In 1933, a young Canadian woman rejected the expectations of society and her upper-class family and became a crew member aboard one of the last great four-masted sailing vessels that still plied the ocean. It was not an easy task. Young Annette had to fight pressures from her family, rejection from schools of navigation, and doubts from ship owners. When she finally found a berth as an apprentice seaman, she faced hostility from officers and crew, who grumbled that she should be home "raising babies." In the end, however, Annette won their respect, taking in sails, standing night watches, hauling and coiling ropes all the tasks the men were doing, with no concession to a girl's lesser strength. My Year Before the Mast tells the story of Annette Brock Davis's life on the sea as the first female crew member of a commercial sailing line. Her courage and determination to break into a closed male world are central to this book, but we cannot ignore the fact that, while this is a book about a woman's struggle, it is also a book about the sea.
Davis brings to life an era long gone, and introduces an incredible cast of characters the crew, officers, and passengers, each with his own foibles, humour, generosity, and flashes of meanness. But through it all, Annette emerges as the most remarkable character of them all.
Annette Brock Davis has published articles in many nautical periodicals, including The Dogwatch, and exhibits her critically acclaimed, sea-inspired paintings in Canada and the United States.

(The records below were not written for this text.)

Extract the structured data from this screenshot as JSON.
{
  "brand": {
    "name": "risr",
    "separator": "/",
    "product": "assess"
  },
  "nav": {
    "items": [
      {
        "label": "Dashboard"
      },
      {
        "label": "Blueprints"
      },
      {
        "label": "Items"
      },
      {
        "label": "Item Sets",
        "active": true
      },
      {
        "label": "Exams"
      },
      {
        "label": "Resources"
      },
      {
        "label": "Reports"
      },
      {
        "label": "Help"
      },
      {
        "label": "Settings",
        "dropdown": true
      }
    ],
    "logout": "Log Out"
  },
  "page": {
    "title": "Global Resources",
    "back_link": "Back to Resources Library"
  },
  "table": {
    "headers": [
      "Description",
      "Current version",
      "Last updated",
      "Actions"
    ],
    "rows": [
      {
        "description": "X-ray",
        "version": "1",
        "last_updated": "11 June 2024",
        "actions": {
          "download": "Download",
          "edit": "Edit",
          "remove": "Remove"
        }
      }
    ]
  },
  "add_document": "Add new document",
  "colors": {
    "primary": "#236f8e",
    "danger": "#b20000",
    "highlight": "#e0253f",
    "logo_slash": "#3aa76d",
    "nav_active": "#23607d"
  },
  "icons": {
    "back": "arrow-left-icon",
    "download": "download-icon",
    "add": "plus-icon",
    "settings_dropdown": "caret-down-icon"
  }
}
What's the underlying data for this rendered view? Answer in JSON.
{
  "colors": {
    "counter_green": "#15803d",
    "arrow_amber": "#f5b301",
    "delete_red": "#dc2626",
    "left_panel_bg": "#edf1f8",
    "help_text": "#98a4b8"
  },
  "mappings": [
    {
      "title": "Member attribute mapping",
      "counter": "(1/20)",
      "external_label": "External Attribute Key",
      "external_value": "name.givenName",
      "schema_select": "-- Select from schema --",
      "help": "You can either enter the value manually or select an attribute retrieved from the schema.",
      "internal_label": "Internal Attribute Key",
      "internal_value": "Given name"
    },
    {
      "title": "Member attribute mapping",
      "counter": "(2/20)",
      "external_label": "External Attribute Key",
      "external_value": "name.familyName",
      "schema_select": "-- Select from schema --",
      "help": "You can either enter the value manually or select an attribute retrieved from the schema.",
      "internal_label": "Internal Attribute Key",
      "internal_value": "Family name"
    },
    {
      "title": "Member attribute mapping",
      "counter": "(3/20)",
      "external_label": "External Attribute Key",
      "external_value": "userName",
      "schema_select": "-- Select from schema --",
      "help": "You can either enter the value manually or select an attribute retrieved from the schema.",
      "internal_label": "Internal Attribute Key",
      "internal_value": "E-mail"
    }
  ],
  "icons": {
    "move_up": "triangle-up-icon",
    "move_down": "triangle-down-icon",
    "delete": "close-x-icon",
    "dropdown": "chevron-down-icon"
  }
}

Now in her ninetieth year, she still sleeps in a bunk bed and navigates her bicycle on errands around Bridgenorth, the southern Ontario village where she lives.